We’ve painted every square inch inside our Munger Place home. And because of this, we can confirm there are no square inches in this house. Her floors slope and creak and doors shift from time to time resulting in the reappearance of certain hairline cracks. Like wrinkles. After 102 years, she’s allowed.
Years ago, I worked with a strange girl who bought a 60’s ranch style home near Ft. Worth. Once she was settled into the home with her furniture and children arranged to her liking, only then did she paint around the furniture. The trim behind the couch was stained dark brown but on either side the trim was white. If a chair was slightly budged from position, the dark trim behind it would shine like a rotten spot. HOW did she sleep at night? I could barely even go inside, just knowing this.
When my mother turned 40, she decided to paint the outside of our home in Arkansas. After years and years of living in a boring white house, she thought it was high time for a color change – beige. Willing to tackle the project single-handedly, she explained her plan to Daddy who was completely against it. He felt sure she would get one side painted and quit. He feared her painting work ethic would be much like her cotton-chopping work ethic. The Tate girls weren’t his best cotton choppers.

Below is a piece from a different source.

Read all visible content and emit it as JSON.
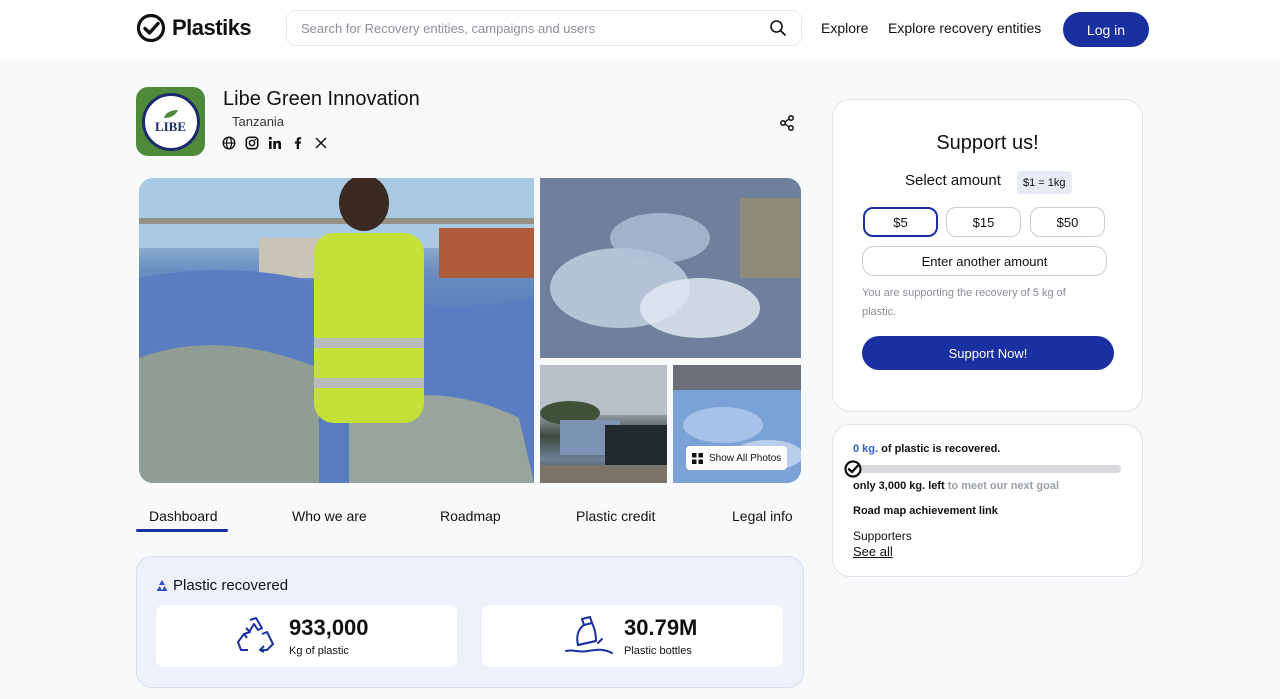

She ignored his advice, didn’t mention it again, and patiently waited a few weeks until he started picking cotton. Now, if you weren’t raised on a cotton farm, you may not be aware of the delicate art of picking cotton. When the bolls burst open, there are only a few weeks to harvest before the yields begin to decline. So there’s no lollygagging around during this time. No sleeping or eating, no laughing or vacation days, no television watching or smiling. It’s an amazing race against Mother Nature, and not for the light-hearted. To keep things interesting, this all happens just at that time when vast tropical storms are lined up back to back in the Gulf of Mexico.
Daddy left the house before daylight and dragged home well after dark. And he worked 7 days a week until all the cotton was out. The first day he started picking, Momma started painting. High up on a ladder, she painted the eaves, the side, around the windows, all day every day. She cleaned up or hid all evidence before he lugged himself home late each night, dog-tired. She collapsed each night as exhausted as he, sore and achy. For a couple of weeks he unknowingly snored in a two-toned house. The next morning, she started back again right after he left. She too was in a race.
|Tate Farm House |
aka BAT cave
Perfectly timing the entire project, she was finishing her last day of painting on his last day of picking. And that’s the day he decided to come home for lunch. Driving into the driveway, he saw her atop a ladder painting the last section of the house. He must have been shocked. He must have laughed to himself. The entire house was a different color. And the shutters were brown. She washed her hands, made him a sandwich, and he never said a word about it. Ever.
While he was busy picking cotton, he had no idea what had been going on under his roof. Of course, he never really did.
Johnny Cash, “I Never Picked Cotton”
Miranda Lambert, “The House that Built Me”